Over a few days last week, in my professional capacity as director at National Intervention and in between my personal interest in his new project, Groceryships, I had the unexpected opportunity to meet with Sam Polk (despite a level of newfound celebrity that’s brought national and international media to his living room). I was unprepared for his affable demeanor, unrepressed warmth, and sincere insightfulness.
Here, before it goes to a longer blog post, are some of my thoughts, wildly abridged, in retrospect:
Hundreds of emails and dozens of calls came pouring in from Interventionists around the country after Sam Polk came out to the world as a recovering Wall Street wealth addict in his New York Times op-ed, “For the Love of Money.” Members asked questions, like whether he was on our board or if he would be going on the next speaking tour with me. Some even sent along congratulations, as if National Intervention had somehow been responsible for Sam’s decision to unwittingly validate and elevate the heart our message.
Of course, no one at the campaign knew him at that point. It was clear, though, that we ought to try to connect somehow. I reached out. I was surprised to realize we would be able to meet. When we did, I let him know that Interventionists almost uniformly seem to concur that he might make the world’s most perfect candidate for writing the foreward to our upcoming book, the Twelve Step Guide to Recovery from Money in Politics. He shared with me his idea of what powerful interventions could look like. We talked about Gandhi. We talked about King. Sam had the insight that we were basically talking about the need to inspire an entire people. That’s not an easy thing –it’s a radical thing– and he wanted to understand more about why we thought we could succeed. Eventually, he said he didn’t think he could contribute to the book. He said he’d not only need more time to properly learn about National Intervention, but also to add one more item to his already stacked plate. I continue to work at deluding myself into believing that the rest of our conversation may have helped with the former; I can’t see how there’s much anyone will be able to do about the latter anytime soon.

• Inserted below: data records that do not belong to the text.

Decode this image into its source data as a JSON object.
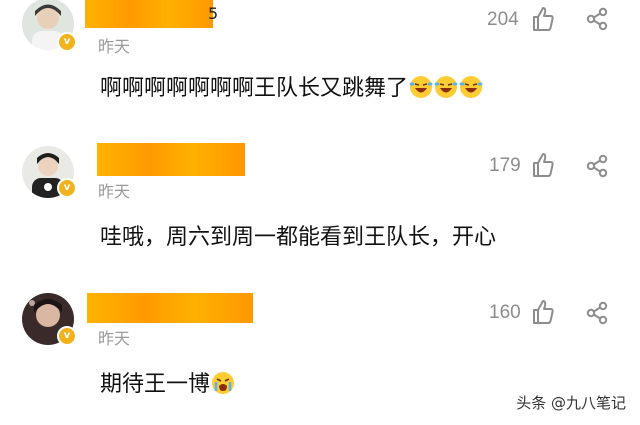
{
  "comments": [
    {
      "name_tail": "5",
      "time": "昨天",
      "likes": "204",
      "text": "啊啊啊啊啊啊啊王队长又跳舞了",
      "emoji_count": 3
    },
    {
      "time": "昨天",
      "likes": "179",
      "text": "哇哦，周六到周一都能看到王队长，开心"
    },
    {
      "time": "昨天",
      "likes": "160",
      "text": "期待王一博"
    }
  ],
  "watermark": "头条 @九八笔记",
  "colors": {
    "name_redaction": "#ffa500",
    "verified_badge": "#f2b21b",
    "muted": "#9a9a9a"
  },
  "icons": [
    "thumbs-up-icon",
    "share-icon",
    "verified-badge-icon",
    "laughing-tears-emoji",
    "crying-emoji"
  ]
}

Nonetheless, I feel we ought to work hard to find a place at National Intervention where people with this level of integrity, humility, sobriety and commitment can feel quite at home as new Interventionists who meaningfully contribute to our unique combination of organized compassion and strategic recovery. Interventionists come to realize not only that we could succeed in cultivating the mass movement that delivers the demand for a new and sober social contract, but that we have to. Every human soul on this suffering earth struggles for a way to believe we may pass to another generation a society and planet worth inheriting. I left Sam’s generosity and authenticity, and that of his loved ones, their friends and their co-workers, feeling restored in my conviction that we have a fighting chance. In turn, I want Interventionists to also rise to the urgent challenge of inspiring a similar trust that, as Alice Walker puts it, “we are the ones we’ve been waiting for…”
In math, the radical is the fundamental root. So, call us radicals, because our promise sets us apart at the core of the illness under all the symptoms. There are the painful sores, and there is the leprosy. There are a million fires we scramble to put out, and there is the arsonist, who can’t seem to see the damage he causes or stop himself from the next destructive act. There are slaves, and there are masters. There are substances, and there are the addictions that demand the next fix at any cost. In a time when Fear and Greed are the code running our dominant operating system, ours can be an extraordinarily rebellious and disobedient Love. In every story of recovery, I am reminded that our last great and necessary social movement is not yet behind us. Dorothy Day from the Catholic Worker said, “The greatest revolution of the day is a revolution of the heart, a revolution that begins within each one of us.” As we Interventionists like to say, “The beginning is near…”